Bladder stones (or what are referred to as uroliths or calculi) can form in dogs, cats, and humans. These often look exactly like stones you can find on the ground outside, and they can come in many different sizes. Calculi can form in any type of breed, male or female and often cause bladder discomfort. Urine crystals can be seen under a microscope to help diagnose bladder stones, however, it is possible for your pet to have stones without the presence of urinary crystals.
How to tell if your dog might be affected:
- Painful urination- often straining
- Frequent urination- not able to empty the bladder completely
- Hematuria- bloody urine
Bladder stones can irritate the bladder walls, which is why sometimes you can see blood in the urine as well as frequently urinating. Sometimes if the stones become lodged in the urethra the dog cannot urinate fully or become completely blocked.

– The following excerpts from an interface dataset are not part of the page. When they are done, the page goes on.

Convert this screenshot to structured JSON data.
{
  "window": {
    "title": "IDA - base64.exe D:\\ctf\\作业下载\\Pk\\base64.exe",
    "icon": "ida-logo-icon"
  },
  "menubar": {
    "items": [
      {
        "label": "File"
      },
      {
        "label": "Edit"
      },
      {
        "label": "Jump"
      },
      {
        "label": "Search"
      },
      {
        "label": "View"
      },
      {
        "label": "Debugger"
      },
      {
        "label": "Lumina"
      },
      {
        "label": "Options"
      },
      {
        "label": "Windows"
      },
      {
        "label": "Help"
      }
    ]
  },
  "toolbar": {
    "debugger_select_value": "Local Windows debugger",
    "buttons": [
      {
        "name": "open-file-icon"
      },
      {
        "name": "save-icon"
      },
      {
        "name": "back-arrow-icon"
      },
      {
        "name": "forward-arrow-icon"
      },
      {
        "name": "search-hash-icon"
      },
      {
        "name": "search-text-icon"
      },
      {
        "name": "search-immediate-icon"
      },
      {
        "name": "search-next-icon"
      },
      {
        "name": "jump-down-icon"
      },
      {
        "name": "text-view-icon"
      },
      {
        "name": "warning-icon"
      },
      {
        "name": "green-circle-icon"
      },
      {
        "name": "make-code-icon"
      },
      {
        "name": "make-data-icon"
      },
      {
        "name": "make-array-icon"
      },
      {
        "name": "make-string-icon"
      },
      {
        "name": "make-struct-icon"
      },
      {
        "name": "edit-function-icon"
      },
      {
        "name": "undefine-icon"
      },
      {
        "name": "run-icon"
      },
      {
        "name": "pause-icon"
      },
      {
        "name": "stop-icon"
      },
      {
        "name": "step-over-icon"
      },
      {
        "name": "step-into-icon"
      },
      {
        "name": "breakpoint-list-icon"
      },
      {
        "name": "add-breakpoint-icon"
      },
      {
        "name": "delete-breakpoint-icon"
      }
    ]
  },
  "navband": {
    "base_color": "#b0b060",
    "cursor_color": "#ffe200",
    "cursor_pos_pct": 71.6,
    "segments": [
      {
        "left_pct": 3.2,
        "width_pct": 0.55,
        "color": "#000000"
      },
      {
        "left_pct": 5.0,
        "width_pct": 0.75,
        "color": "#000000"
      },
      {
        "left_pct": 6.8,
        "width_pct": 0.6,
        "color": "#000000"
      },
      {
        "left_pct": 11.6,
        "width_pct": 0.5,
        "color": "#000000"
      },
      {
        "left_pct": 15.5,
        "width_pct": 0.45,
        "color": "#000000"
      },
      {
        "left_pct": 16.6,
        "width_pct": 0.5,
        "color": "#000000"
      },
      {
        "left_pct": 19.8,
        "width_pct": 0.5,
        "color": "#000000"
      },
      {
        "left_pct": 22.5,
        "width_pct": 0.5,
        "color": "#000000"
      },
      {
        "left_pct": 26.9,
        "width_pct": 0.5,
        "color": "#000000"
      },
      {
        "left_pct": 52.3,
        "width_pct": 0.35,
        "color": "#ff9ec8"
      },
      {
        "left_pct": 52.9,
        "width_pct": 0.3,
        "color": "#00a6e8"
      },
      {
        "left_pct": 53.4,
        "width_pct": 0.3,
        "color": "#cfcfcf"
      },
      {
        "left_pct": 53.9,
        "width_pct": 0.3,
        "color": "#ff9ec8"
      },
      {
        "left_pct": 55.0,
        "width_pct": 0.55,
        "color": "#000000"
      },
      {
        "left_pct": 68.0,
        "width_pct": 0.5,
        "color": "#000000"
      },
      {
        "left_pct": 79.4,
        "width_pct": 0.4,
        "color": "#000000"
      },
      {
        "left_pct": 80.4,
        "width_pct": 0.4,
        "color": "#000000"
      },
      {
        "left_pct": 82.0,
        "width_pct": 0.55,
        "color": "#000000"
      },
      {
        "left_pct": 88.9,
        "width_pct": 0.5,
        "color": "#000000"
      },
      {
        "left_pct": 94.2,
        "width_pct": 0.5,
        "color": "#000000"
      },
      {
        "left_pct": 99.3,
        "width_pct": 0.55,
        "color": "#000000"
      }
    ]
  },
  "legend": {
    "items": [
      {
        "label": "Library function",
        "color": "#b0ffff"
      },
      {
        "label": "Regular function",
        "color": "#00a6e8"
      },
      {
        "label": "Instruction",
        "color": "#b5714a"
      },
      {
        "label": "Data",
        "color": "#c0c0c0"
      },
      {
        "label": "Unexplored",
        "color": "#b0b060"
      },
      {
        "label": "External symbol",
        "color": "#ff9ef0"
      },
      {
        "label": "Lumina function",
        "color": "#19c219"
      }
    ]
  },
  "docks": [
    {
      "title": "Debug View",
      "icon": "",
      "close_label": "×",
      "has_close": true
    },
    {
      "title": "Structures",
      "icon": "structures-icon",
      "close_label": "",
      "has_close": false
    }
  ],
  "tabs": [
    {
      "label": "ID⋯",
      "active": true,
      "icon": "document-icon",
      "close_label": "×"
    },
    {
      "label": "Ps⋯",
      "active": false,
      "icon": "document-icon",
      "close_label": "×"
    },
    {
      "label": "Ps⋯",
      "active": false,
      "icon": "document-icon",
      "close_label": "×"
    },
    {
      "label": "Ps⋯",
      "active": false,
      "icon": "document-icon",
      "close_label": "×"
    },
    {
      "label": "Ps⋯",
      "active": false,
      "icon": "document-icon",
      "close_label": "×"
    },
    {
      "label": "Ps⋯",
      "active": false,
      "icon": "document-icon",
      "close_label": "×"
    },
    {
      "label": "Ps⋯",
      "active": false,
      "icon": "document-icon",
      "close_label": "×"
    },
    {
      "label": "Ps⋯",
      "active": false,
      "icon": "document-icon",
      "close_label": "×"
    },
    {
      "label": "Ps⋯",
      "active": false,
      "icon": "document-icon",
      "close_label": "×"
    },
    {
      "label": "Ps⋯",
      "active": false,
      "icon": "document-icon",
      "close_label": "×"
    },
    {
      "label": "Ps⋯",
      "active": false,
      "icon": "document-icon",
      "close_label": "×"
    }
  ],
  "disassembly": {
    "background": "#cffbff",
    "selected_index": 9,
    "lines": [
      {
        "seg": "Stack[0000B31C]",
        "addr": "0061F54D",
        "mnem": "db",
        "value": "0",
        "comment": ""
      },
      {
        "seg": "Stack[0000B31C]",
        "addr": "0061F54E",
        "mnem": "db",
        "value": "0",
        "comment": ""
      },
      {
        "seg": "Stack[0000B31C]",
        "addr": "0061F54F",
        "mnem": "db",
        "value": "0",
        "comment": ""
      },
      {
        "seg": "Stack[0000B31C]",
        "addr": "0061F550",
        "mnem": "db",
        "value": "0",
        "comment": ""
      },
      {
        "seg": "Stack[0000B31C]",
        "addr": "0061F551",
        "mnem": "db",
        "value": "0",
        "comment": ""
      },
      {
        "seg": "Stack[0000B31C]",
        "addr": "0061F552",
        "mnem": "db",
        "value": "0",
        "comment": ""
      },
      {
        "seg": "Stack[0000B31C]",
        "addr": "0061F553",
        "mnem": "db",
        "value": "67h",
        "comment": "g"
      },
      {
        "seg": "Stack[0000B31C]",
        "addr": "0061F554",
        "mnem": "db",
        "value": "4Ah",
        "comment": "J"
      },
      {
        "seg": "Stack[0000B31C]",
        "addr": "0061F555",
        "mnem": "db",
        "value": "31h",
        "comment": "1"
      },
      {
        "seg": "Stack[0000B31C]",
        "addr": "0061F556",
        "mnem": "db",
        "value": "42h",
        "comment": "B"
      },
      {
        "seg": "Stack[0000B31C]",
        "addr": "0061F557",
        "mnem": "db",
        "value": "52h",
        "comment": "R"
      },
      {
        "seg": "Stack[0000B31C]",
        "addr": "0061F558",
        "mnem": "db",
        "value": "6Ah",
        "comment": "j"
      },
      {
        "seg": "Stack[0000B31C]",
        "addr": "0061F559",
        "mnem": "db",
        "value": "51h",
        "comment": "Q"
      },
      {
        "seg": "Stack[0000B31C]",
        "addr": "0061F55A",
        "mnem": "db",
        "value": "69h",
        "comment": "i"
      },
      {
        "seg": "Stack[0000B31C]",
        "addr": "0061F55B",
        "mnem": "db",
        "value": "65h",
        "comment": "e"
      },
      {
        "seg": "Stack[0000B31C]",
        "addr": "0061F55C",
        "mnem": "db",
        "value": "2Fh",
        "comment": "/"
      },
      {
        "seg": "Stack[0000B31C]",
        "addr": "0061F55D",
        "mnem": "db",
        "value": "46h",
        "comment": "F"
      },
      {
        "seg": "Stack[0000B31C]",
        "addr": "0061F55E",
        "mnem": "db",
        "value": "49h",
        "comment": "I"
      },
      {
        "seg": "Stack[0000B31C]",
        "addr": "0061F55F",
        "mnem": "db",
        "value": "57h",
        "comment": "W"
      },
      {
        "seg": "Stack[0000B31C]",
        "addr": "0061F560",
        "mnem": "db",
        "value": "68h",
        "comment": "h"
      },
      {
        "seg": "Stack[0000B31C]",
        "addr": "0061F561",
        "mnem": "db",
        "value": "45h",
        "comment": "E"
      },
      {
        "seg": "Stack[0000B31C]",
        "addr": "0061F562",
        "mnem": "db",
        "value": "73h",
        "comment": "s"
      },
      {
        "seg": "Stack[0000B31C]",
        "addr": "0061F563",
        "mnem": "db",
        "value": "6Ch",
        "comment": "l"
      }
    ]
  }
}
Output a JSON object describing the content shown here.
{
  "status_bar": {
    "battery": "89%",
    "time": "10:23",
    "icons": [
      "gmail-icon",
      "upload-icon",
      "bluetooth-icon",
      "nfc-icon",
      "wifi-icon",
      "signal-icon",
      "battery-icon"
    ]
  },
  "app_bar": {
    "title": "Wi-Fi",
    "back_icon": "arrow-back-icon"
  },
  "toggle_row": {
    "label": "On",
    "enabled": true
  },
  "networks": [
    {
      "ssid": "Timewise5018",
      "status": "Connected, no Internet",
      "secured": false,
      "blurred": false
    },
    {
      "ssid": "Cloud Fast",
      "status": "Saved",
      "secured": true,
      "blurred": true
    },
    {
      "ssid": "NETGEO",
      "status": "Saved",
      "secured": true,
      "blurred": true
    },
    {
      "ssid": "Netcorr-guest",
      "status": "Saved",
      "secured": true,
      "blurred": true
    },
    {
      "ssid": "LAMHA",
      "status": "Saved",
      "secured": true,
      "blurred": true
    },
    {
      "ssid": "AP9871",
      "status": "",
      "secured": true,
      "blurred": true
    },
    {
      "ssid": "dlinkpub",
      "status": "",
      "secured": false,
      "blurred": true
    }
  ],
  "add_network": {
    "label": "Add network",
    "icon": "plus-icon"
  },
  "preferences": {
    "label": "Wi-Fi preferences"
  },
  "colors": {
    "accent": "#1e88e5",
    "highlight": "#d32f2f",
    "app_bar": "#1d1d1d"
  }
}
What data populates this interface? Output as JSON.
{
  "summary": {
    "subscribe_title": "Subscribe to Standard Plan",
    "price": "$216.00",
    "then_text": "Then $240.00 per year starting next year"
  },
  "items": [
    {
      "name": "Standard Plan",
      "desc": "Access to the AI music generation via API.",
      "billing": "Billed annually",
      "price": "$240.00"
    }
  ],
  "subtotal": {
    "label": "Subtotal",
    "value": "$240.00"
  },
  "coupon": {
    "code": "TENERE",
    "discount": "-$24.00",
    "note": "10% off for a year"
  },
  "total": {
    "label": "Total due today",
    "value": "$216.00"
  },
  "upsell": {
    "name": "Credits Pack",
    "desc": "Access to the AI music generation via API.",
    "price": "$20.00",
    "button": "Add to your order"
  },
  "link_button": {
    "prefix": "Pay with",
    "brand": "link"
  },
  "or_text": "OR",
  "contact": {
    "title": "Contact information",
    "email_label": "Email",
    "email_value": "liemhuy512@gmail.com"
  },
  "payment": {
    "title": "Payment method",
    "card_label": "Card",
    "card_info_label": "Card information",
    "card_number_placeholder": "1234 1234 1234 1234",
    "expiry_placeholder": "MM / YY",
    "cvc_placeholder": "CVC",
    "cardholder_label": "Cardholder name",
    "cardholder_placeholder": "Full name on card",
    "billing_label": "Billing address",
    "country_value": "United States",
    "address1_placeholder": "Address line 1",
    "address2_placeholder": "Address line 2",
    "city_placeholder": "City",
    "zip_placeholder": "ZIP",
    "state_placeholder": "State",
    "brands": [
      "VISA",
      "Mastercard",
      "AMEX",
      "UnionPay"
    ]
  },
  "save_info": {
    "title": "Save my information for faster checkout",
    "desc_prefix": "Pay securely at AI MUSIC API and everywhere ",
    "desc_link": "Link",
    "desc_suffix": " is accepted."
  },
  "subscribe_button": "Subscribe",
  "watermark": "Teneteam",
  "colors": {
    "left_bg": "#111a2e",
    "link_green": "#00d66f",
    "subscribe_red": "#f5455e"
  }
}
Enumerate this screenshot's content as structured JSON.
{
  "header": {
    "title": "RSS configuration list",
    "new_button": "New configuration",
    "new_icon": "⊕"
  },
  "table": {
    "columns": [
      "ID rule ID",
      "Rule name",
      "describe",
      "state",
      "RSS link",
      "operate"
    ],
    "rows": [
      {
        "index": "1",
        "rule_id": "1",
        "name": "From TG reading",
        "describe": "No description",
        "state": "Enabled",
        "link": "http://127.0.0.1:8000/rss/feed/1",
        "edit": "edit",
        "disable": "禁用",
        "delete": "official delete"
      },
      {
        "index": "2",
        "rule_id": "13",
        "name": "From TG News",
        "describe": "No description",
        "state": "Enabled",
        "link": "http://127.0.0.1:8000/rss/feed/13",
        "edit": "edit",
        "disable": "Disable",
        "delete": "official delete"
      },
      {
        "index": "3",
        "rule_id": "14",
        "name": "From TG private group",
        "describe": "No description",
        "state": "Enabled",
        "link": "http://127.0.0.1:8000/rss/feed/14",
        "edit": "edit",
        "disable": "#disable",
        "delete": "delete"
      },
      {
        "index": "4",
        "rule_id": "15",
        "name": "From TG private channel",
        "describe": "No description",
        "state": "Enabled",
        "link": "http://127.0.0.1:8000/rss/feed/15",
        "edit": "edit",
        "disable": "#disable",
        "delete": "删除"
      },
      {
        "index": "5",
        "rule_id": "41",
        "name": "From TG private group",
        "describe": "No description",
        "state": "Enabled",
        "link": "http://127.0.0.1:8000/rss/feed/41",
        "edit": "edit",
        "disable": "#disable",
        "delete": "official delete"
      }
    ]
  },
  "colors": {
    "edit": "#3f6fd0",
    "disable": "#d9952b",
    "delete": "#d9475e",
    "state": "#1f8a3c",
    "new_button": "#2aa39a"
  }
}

It requires immediate surgery, as often these pets become very sick and if it goes untreated is fatal.
How does your pet develop stones?
- If the urine becomes too acidic or too alkaline (food and some medications play a role in urine acidity)
- Chronic bladder infections can change urine pH and cause crystals to form in the bladder
- Ingestions of minerals higher than the recommended dose (calcium is often used to give dogs to stop their urine from burning the grass but can cause the development of stones)
- Predisposition- breeds such as Dalmatians and bichons can metabolize minerals differently making them predisposed to uroliths
How can we tell if your pet has bladder stones?
We recommend doing a urinalysis so we can see if any urinary crystals are present and also to tell us what the urine pH is. Then we will perform bladder radiographs, here was can visualize how big the stones are and how many will need to be removed. The surgical procedure of opening the walls of the bladder to remove calculi is called a cystotomy.
How will we treat?
Bladder stones need to be surgically removed if possible, to avoid the pet from becoming blocked later on. Some Veterinary exclusive diets have what is called a ‘urinary index’ meaning it will aid in dissolving the uroliths as well as help prevent your pet from developing them. The stones will then be sent to an outside laboratory where they can determine what type of stone it is. A stone can have many layers and often made up of different types. Once the stones are removed, the bladder walls become healthy again, and the pet returns to normal urination patterns.
Written By: Carly Jeffery, RVT